RNA-dependent selenocysteine biosynthesis in eukaryotes and Archaea
This is an Open Access Thesis

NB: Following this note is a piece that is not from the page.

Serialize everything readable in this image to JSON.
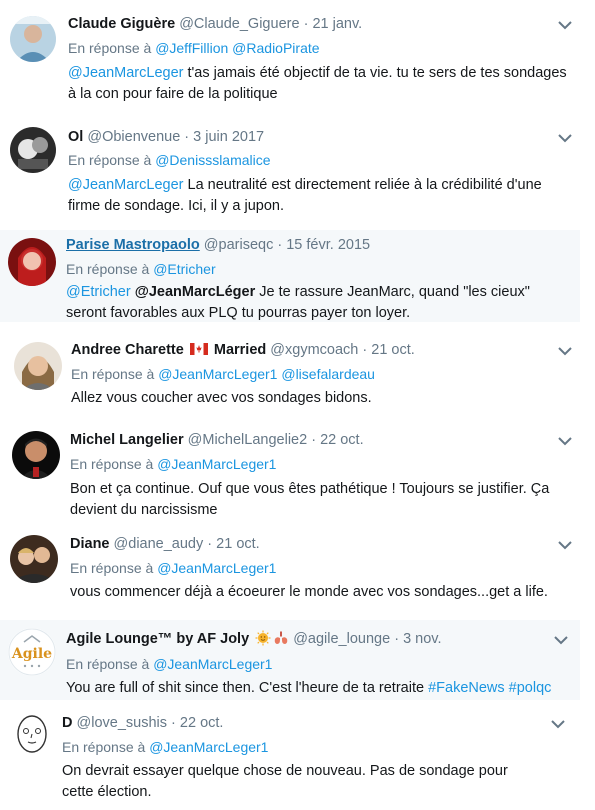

Selenocysteine (Sec), the 21st genetically encoded amino acid, is the major metabolite of the micronutrient selenium. Sec is inserted into nascent proteins in response to a UGA codon. The substrate for ribosomal protein synthesis is selenocysteinyl-tRNASec. While the formation of Sec-tRNASec from seryl-tRNASec by a single bacterial enzyme selenocysteine synthase (SelA) has been well described, the mechanism of Sec-tRNASec formation in archaea and eukaryotes remained poorly understood. Herein, biochemical and genetic data provide evidence that, in contrast to bacteria, eukaryotes and archaea utilize a different route to Sec-tRNASec that requires the tRNASec-dependent conversion of O-phosphoserine (Sep) to Sec. In this two-step pathway, O-phosphoseryl-tRNA kinase (PSTK) first converts Ser-tRNASec to Sep-tRNASec. This misacylated tRNA is the obligatory precursor for a Sep-tRNA: Sec-tRNA synthase (SepSecS); this protein was previously annotated as Soluble Liver Antigen/Liver Pancreas (SLA/LP). SepSecS genes from Homo sapiens, the lower eukaryote Trypanosoma brucei and the archaea Methanocaldococcus jannaschii and Methanococcus maripaludis complement an Escherichia coli DeltaselA deletion strain in vivo. Furthermore, genetic analysis of selenoprotein biosynthesis in T. brucei in vivo demonstrated that eukaryotes have a single pathway to Sec-tRNASec that requires Sep-tRNASec as an intermediate. Finally, purified recombinant SepSecS converts Sep-tRNA Sec into Sec-tRNASec in vitro in the presence of sodium selenite and purified E. coli selenophosphate synthetase.The final step in Sec biosynthesis was further investigated by a structure-based mutational analysis of the M. maripaludis SepSecS and by determining the crystal structure of human SepSecS complexed with tRNA Sec, phosphoserine and thiophosphate at 2.8 A resolution. In vivo and in vitro enzyme assays support a mechanism of Sec-tRNASec formation based on pyridoxal phosphate, while the lack of active site cysteines demonstrates that a perselenide intermediate is not involved in SepSecS-catalyzed Sec formation. Two tRNASec molecules, with a fold distinct from other canonical tRNAs, bind to each human SepSecS tetramer through their unique 13 base-pair acceptor-TPsiC arm. The tRNA binding induces a conformational change in the enzyme's active site that allows a Sep covalently attached to tRNASec, but not free Sep, to be oriented properly for the reaction to occur.